Here in Oregon, we have a huge concentration of women-owned businesses. We’re beginning to have more Latino-owned businesses. Still, in Oregon, we’re still in the early stages of establishing diversity as a business must-have. If you look at the firms and agencies that do the most work in ensuring diversity, many of those firms are in the Portland metro area. There are very few firms and agencies outside the Portland area that are doing anything about diversity at all.
In terms of diversity, businesses have gone deeper than simply putting diverse faces in the forefront. Increasingly, people from diverse backgrounds are in decision-making positions. We’re also seeing more government agencies that are requiring private firms and contractors to show procurement practices that promote diversity. Firms that are responsive and responsible for their diversity footprint will end up being winners in the long run.
What do you find most challenging about your work? Opposition to change. Some people tend to have this fear that by doing something differently will result in negative outcomes.
Locally, there are certain populations that are starting businesses at a much different -- often lower –level than others. There aren’t support systems in place to help these businesses grow, so they can become the types of businesses that we want in our communities. Startup businesses are struggling, and many don’t make it. I think that’s a huge missed opportunity. Making an investment in new businesses would go a long way in growing strong and successful companies that would help project our goals for our community.
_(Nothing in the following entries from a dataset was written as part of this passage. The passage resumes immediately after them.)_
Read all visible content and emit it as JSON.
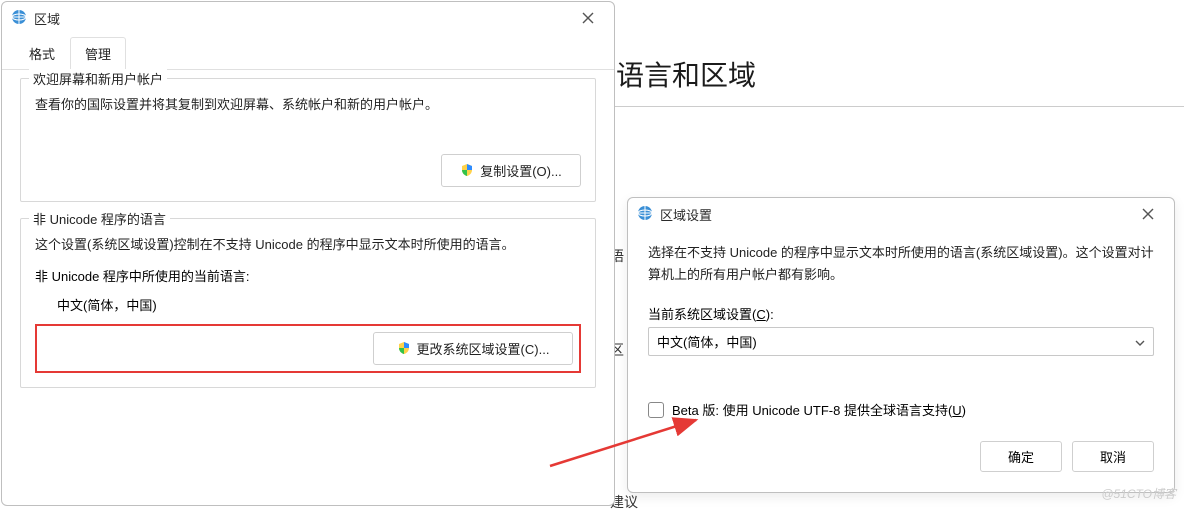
{
  "background_page": {
    "title_fragment": "语言和区域",
    "row_hint_1": "语",
    "row_hint_2": "区",
    "row_hint_3": "建议"
  },
  "region_dialog": {
    "title": "区域",
    "tabs": {
      "format": "格式",
      "admin": "管理"
    },
    "group1": {
      "title": "欢迎屏幕和新用户帐户",
      "text": "查看你的国际设置并将其复制到欢迎屏幕、系统帐户和新的用户帐户。",
      "copy_btn": "复制设置(O)..."
    },
    "group2": {
      "title": "非 Unicode 程序的语言",
      "text": "这个设置(系统区域设置)控制在不支持 Unicode 的程序中显示文本时所使用的语言。",
      "current_label": "非 Unicode 程序中所使用的当前语言:",
      "current_value": "中文(简体，中国)",
      "change_btn": "更改系统区域设置(C)..."
    }
  },
  "locale_dialog": {
    "title": "区域设置",
    "desc": "选择在不支持 Unicode 的程序中显示文本时所使用的语言(系统区域设置)。这个设置对计算机上的所有用户帐户都有影响。",
    "select_label_prefix": "当前系统区域设置(",
    "select_label_hotkey": "C",
    "select_label_suffix": "):",
    "select_value": "中文(简体，中国)",
    "checkbox_prefix": "Beta 版: 使用 Unicode UTF-8 提供全球语言支持(",
    "checkbox_hotkey": "U",
    "checkbox_suffix": ")",
    "ok": "确定",
    "cancel": "取消"
  },
  "watermark": "@51CTO博客"
}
What aspect of your work are you most proud of? That’s hard to say. It makes me really proud to know that in our communities, there is a significant amount of people who have been able to realize their dreams, ambitions and goals. It’s rewarding to know that I have been with them along the way, offering assistance and encouragement.
Here at the chamber, our work with Latino businesses impacts families, multiple generations. Just by showing kindness and support for people wanting to start their own businesses, we’re helping transform the community we live in.
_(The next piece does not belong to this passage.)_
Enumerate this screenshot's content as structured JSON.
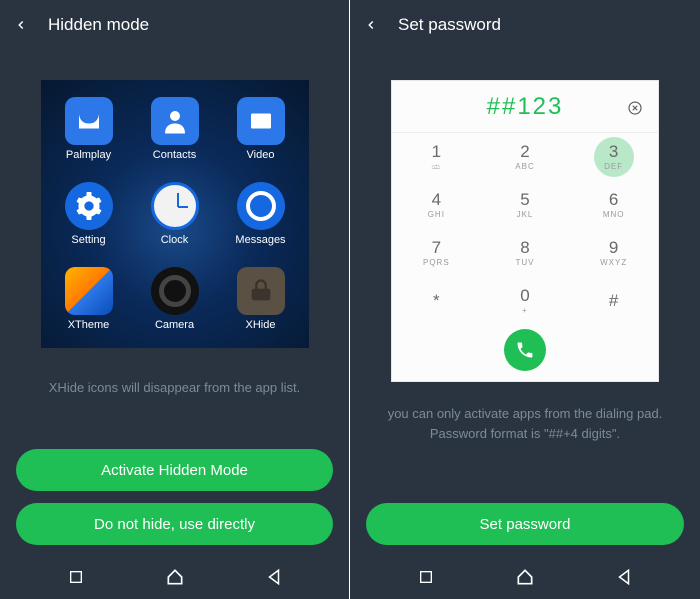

How does your cultural background impact the way that you lead? I don’t know if this is cultural – but having the mindset that anything is possible has made a huge impact in the way I work with people.
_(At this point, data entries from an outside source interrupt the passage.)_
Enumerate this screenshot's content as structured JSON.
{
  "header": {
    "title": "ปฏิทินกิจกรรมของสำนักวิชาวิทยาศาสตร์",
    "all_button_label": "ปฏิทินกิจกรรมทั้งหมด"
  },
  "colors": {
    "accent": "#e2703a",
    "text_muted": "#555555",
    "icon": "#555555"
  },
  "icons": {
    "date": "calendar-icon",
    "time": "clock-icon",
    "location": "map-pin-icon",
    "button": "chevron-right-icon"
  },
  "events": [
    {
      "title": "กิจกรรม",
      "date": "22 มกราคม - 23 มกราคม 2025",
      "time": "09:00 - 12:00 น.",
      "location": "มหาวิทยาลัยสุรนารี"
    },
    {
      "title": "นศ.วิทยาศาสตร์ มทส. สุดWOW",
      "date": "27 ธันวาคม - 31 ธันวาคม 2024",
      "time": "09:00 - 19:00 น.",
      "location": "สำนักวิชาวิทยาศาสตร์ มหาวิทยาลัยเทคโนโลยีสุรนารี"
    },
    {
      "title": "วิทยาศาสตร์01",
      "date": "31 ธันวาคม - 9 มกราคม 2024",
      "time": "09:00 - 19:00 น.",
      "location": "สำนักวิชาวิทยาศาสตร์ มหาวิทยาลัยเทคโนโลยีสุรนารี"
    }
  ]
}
I learned at an early age that when you hear the word “No,” you’re speaking to the wrong person. No matter what I hear, and no matter what obstacles people have, I believe that there’s a way to make things happen. Perhaps that’s naïve or idealistic, but I have this strong belief that if people decide to create something, they can do it.
I learned a long time ago never to tell someone with a business idea that their plan is not going to work. In the most saturated market, I would point out that challenges exist. I always find it amazing how people always find a way to overcome obstacles.
I am of Puerto Rican descent, and raised in New York. I come from a large family, and everything is about community. Anything you do impacts everybody else, so there’s this consciousness that you’re responsible to the community that you live in.
Here in Oregon, we have the uncanny ability to impact our surroundings and create change. Compared to other places, Oregonians have greater access to politicians and private sector leaders.
What’s on your wish list? The ability to continue to support the community that I live in, in anyway possible. My wish for Oregon is to be able to create the community it wants to have: diverse, sustainable and thriving. I wish that people can continue to come here, raise families, and be able to afford to stay here. Make sure that we’re not leaving anybody behind. My wish is for these values to be passed to the next generation of Oregonians.
Summer 2008 Colors of Influence ||
Share on Facebook